LOC seeks more funds
The increasing popularity of the Library of Congress' THOMAS World Wide Web site and the organization's expanding effort to digitize historical documents in its collection have required the Library to request an additional $5.2 million for its fiscal 1999 information technology budget.
Librarian of Congress James Billington this month appeared before the Senate Rules and Administration Committee to request a total of $369.3 million for fiscal 1999— a 6.5 percent increase over this year's budget. A large portion of that increase is needed to fund the Library's attempts to ratchet up its automation efforts, he said.
Billington said the funding will be used to upgrade the Library's Legislative Information System, adding content to the National Digital Library (NDL), installing the Integrated Library System and a modern copyright system, purchasing workstations needed to ensure Year 2000 compliance and increasing computer security.
Billington said money appropriated for automation in the late 1980s and early 1990s produced successful projects that have whetted users' appetites for even more online services.
"In the scant three-and-one-half years since we launched the [NDL], the popular response to the content we are offering has continued to astound us," he said. "In fiscal 1996, our Internet transactions numbered 134 million; in fiscal 1997, they increased more than two-and-a-half times to 345 million."
Donald Scott, the deputy librarian of Congress and chief operating officer, said much of the increase in Internet usage has been due to the success of the THOMAS Web site, which offers users access to information such as the text and status of pending legislation. "THOMAS is receiving 2 million hits per day, and that is increasing," Scott said, noting that use of the site quadrupled in the last fiscal year.
Billington said the NDL project will step up its efforts to make the Library's collection available online. "The [NDL] will make millions of interesting and important items...available online in local communities throughout America by the Year 2000," he said. "In the past month, for example, the Library has put online a virtual Lincoln Library and 8,000 letters of George Washington."
A spokesman for Sen. John Warner (R-Va.), chairman of the committee, said Warner believes the Library's budget increase request is reasonable. "We feel that the purposes for which they want to use the money are beneficial," he said.
Scott testified that about one-third of the Library's 127 mission-critical systems are Year 2000-compliant.
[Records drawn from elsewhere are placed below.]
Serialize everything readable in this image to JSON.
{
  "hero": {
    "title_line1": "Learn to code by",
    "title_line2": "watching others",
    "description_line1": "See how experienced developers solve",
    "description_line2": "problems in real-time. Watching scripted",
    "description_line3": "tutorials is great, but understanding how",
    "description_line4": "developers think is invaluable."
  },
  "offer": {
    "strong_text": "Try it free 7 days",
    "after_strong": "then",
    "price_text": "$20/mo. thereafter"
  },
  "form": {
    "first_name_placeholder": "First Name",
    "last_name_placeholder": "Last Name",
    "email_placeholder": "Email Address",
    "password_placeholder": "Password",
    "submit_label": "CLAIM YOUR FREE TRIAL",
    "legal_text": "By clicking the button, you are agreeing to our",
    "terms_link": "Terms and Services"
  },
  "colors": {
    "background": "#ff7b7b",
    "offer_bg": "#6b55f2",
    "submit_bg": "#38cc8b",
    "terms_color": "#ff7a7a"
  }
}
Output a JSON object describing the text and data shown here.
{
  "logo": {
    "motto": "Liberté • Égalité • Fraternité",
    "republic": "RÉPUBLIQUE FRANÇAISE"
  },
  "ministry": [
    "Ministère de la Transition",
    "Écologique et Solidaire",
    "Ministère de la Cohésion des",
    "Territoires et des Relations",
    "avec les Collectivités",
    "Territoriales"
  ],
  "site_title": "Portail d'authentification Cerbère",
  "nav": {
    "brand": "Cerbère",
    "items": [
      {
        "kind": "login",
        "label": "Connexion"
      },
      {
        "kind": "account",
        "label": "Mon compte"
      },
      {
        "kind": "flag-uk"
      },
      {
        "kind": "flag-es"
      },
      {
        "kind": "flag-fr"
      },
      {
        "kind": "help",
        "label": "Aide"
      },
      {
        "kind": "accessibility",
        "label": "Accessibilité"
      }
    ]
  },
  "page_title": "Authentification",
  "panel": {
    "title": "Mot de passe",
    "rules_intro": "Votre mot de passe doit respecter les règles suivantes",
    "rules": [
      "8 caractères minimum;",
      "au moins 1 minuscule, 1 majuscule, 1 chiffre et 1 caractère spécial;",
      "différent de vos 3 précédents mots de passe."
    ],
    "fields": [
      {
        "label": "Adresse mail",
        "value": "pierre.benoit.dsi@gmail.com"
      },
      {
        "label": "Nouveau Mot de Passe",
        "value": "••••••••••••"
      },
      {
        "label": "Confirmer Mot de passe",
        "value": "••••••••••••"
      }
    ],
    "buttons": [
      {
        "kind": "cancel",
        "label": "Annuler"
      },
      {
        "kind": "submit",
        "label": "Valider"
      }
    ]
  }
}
He said the agency is requesting $2 million to replace one-third of the systems that will not be repaired to meet Year 2000 requirements. The Library is working to upgrade the remaining third, he said.